  • Date: January 16, 1998HC# 121772-126

    Re: Saw Palmetto Monograph

    Snow, Joanne M. Serenoa repens Bartram (Palmae) Protocol Journal of Botanical Medicine. :.

    Serenoa repens, commonly known as saw palmetto or fan palm, is a small horizontal tree or shrub with fan shaped leaves. Native to the coastal regions of the southeastern United States, the plant may be found from South Carolina to Louisiana. Native Americans used saw palmetto berries as both food and medicine. Recent studies have demonstrated the effectiveness of saw palmetto in the treatment of benign prostatic hyperplasia (BPH). This short monograph examines the constituents and pharmacology of saw palmetto berries.

    Saw palmetto berries contain nine fatty acids, three steroids, diterpenes, triterpenes, a sesquiterpene, and five alcohols. The berries have shown antiandrogenic, antiexudative, and 5(-reductase inhibitory actions.

    The 5(-reductase inhibitory action of saw palmetto berries may account for its usefulness in treating BPH. BPH may be caused by an accumulation of 5(-dihydrotestosterone (5(-DHT) inside the prostate gland, leading to hyperplasia [an increase in the number of cells in the gland]. Testosterone is converted to 5(-DHT by the enzyme 5(-reductase. Inhibition of this enzyme possibly prevents the formation of 5(-DHT and, therefore, its accumulation in the prostate. [Because the ureter passes through the prostate gland, hyperplasia can result in blockages in urinary flow, painful urination (dysuria), and incomplete urination, leading to excessive urination at night (nocturia).]

    Because 5(-DHT promotes female hirsutism, the 5(-reductase inhibitory function of saw palmetto berries is an effective treatment in this condition.

    In vitro studies have shown extract of saw palmetto berries to exert positive changes in human cellular tissue. Although it acts on testosterone in the prostate, the plant extract does not appear to change systemic hormonal levels.

    The author offered minimal information about clinical trials involving saw palmetto berry extract. One double-blind trial with 110 patients

    demonstrated a significant improvement in symptoms of BPH, including dysuria, nocturia, flow measurement, and residual urine. Another double-blind study did not show a difference between the experimental and placebo group. The article did not give dosages and duration of treatments for either of these studies.

    An open study with 305 participants confirmed improvement in symptoms using different instruments and clinical indicators, such as the 'international prostate symptom score, quality of life score, urinary flow rates, residual urinary volume, and prostate size.' Improvements during the study were reported at 45 days and 90 days.

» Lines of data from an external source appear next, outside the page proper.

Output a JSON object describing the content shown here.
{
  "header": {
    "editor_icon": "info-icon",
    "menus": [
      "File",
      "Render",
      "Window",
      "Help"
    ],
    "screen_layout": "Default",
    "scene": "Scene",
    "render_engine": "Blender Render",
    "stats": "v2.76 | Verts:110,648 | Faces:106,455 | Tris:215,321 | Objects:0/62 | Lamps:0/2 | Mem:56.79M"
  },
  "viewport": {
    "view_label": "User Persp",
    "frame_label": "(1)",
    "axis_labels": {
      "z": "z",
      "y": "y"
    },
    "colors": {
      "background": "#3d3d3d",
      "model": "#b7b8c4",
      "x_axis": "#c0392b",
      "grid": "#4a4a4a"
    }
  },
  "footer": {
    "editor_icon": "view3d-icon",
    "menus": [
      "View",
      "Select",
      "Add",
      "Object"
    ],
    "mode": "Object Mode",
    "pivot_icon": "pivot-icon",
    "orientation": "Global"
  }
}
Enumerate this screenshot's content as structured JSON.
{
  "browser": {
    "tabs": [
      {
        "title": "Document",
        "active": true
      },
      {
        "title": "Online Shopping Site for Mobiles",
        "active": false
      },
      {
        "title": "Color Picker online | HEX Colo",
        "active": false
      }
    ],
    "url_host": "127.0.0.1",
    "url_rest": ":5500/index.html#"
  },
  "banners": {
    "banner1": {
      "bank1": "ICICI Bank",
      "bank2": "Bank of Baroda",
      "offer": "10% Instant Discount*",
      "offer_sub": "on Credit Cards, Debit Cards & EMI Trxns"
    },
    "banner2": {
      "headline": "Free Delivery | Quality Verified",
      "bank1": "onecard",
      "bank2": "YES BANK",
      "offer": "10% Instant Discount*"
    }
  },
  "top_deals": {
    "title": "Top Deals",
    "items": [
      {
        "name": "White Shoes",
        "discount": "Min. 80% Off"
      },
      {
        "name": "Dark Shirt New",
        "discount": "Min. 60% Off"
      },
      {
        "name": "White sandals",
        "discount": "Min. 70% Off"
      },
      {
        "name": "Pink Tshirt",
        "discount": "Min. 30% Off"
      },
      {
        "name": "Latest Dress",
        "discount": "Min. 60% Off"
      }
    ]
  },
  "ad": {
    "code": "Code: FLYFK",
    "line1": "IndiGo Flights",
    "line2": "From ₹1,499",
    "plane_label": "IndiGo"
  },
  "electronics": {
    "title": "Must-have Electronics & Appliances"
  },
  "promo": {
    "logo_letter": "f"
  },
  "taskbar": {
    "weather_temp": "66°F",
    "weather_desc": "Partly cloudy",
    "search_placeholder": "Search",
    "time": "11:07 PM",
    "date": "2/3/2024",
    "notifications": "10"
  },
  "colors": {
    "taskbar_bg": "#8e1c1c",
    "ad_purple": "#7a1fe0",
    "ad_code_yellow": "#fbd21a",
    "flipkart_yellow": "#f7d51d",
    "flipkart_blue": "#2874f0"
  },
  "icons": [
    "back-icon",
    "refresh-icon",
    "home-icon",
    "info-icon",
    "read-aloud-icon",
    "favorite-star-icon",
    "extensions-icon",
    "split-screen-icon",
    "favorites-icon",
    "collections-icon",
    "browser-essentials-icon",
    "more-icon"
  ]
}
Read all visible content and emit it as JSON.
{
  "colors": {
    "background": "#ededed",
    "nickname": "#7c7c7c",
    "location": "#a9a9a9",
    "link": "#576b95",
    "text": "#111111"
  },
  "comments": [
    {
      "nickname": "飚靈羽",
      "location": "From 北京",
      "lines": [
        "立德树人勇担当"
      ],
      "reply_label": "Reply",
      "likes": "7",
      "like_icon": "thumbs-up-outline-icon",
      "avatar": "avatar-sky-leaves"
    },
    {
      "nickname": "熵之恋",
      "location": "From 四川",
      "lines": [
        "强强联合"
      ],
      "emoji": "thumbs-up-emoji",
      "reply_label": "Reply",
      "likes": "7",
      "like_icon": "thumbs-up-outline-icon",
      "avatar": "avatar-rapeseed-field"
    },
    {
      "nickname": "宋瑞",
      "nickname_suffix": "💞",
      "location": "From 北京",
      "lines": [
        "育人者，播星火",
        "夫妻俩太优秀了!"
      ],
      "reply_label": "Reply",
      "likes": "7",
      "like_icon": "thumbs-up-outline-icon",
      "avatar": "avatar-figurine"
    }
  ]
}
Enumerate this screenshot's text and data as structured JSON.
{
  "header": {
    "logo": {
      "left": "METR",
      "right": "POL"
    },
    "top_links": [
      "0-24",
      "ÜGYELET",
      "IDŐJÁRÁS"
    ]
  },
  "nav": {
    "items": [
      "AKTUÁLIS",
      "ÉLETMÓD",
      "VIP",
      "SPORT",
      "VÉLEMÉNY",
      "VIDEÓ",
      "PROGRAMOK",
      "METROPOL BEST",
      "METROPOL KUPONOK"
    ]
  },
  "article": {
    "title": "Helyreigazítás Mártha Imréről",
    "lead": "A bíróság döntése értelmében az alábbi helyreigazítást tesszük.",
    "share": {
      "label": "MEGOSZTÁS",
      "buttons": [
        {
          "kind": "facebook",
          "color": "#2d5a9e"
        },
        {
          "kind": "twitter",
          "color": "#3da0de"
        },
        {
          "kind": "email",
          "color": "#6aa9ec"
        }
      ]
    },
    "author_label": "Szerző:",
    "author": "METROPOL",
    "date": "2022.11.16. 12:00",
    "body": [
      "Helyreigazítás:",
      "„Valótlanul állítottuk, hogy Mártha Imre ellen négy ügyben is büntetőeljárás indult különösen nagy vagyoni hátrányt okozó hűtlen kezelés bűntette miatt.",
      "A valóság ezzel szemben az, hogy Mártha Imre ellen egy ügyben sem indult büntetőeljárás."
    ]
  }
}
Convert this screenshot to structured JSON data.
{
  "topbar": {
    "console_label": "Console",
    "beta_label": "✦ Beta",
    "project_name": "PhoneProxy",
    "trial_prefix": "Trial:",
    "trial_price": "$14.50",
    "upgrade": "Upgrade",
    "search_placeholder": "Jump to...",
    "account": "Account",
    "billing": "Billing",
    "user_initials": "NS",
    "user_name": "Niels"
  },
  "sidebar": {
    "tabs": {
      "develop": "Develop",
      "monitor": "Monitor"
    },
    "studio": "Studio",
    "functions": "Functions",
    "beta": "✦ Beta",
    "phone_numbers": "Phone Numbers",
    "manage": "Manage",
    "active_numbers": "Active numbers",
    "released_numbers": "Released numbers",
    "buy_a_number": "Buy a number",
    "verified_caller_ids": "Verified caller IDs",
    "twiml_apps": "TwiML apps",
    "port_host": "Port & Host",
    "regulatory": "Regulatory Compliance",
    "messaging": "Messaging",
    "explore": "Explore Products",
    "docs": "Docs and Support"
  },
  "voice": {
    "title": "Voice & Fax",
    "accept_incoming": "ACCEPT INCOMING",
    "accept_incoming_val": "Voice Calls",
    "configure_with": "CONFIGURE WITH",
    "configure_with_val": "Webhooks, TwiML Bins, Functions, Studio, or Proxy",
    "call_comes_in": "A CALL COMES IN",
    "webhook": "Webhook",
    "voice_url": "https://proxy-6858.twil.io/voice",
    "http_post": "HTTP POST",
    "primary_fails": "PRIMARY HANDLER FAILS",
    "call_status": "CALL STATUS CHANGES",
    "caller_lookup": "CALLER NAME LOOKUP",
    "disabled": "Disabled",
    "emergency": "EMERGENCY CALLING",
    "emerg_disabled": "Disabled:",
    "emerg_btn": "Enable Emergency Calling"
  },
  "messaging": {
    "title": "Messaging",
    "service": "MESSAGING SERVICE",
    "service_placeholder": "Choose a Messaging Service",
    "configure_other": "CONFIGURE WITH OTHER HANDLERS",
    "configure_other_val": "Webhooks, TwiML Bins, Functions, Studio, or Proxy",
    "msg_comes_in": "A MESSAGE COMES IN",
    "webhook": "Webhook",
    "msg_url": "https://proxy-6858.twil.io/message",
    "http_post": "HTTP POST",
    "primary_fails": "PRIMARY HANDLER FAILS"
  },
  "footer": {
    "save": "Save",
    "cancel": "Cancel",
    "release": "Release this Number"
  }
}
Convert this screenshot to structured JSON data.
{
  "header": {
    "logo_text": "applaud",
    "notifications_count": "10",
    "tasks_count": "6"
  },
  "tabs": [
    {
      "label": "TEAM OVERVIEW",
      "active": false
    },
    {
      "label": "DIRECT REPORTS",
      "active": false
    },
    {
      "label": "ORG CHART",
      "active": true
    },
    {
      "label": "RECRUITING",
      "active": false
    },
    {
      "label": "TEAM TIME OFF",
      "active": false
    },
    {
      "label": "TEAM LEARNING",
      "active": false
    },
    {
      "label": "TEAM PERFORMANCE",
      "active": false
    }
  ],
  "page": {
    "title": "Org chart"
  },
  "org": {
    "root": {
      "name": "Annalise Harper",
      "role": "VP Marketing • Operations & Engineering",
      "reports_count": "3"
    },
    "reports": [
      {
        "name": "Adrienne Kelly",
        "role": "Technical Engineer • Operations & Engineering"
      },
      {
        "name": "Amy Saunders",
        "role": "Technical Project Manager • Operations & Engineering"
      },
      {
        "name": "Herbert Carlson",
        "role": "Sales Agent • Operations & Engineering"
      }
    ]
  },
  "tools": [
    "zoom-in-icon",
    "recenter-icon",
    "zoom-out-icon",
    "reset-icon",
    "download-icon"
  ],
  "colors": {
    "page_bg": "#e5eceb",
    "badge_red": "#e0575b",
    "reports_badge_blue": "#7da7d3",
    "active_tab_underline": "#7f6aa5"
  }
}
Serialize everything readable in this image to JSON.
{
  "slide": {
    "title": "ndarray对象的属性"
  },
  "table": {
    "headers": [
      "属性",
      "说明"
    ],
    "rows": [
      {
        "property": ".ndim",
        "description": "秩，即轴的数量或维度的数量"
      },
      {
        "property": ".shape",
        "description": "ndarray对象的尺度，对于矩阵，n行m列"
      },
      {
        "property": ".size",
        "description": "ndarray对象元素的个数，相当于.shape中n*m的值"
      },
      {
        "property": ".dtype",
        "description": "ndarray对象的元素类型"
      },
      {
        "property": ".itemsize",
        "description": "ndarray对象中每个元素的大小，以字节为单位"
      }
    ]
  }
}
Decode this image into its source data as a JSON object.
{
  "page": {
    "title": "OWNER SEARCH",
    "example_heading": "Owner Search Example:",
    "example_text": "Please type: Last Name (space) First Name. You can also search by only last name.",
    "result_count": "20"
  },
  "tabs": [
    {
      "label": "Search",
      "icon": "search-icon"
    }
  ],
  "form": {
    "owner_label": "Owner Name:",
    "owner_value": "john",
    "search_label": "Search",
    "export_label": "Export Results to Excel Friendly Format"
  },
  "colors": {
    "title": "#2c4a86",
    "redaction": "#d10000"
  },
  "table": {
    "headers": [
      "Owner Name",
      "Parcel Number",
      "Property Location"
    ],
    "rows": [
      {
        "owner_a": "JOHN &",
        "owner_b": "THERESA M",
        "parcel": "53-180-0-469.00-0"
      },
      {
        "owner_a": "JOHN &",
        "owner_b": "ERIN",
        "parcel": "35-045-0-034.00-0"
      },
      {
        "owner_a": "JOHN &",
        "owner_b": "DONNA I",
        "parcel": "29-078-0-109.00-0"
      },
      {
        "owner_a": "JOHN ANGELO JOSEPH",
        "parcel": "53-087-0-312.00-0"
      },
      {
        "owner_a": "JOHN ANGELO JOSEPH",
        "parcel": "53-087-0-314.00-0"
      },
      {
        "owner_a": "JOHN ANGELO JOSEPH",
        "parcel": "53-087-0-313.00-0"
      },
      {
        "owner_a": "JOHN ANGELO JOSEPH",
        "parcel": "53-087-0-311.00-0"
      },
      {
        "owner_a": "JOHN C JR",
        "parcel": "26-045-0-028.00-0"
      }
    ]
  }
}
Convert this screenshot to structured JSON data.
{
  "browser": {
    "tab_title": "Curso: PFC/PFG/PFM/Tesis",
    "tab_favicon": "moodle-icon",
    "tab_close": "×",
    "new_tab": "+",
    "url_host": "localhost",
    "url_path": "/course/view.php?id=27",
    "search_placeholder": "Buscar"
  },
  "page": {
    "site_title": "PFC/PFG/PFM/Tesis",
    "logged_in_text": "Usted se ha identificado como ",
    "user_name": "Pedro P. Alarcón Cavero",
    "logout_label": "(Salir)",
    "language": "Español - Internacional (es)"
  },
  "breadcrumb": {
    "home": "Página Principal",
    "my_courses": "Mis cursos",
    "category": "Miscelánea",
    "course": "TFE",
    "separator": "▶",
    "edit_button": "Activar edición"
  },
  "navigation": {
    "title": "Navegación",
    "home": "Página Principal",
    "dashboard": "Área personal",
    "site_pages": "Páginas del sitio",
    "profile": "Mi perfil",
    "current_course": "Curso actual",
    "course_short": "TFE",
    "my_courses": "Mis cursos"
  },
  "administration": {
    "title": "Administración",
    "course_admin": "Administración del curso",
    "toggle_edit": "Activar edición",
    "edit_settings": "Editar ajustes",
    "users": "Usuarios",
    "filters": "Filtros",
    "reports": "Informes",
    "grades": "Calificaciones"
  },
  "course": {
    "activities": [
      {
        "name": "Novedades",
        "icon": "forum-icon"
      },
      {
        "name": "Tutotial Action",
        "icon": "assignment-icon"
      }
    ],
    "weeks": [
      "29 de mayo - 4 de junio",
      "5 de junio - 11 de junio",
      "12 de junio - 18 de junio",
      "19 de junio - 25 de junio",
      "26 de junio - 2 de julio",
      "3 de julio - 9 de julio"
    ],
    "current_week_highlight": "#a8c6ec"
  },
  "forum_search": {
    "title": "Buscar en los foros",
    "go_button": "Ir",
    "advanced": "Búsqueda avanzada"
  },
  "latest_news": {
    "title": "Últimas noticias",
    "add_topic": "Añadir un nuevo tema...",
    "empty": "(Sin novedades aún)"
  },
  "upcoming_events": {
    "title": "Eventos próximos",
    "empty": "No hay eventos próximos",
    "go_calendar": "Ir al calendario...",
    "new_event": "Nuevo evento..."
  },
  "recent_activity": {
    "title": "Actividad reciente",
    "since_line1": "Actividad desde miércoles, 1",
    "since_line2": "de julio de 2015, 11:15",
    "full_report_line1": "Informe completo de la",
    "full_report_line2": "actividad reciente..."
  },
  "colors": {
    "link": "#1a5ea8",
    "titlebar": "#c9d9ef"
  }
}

    No serious side effects have been reported in any clinical study, and minor side effects were limited to gastrointestinal problems. Recommended dosage is 320 mg per day of the lipophilic extract, standardized to contain 85-95 percent fatty acids. - Leela Devi, MSN, RN

    Enclosure Bin #126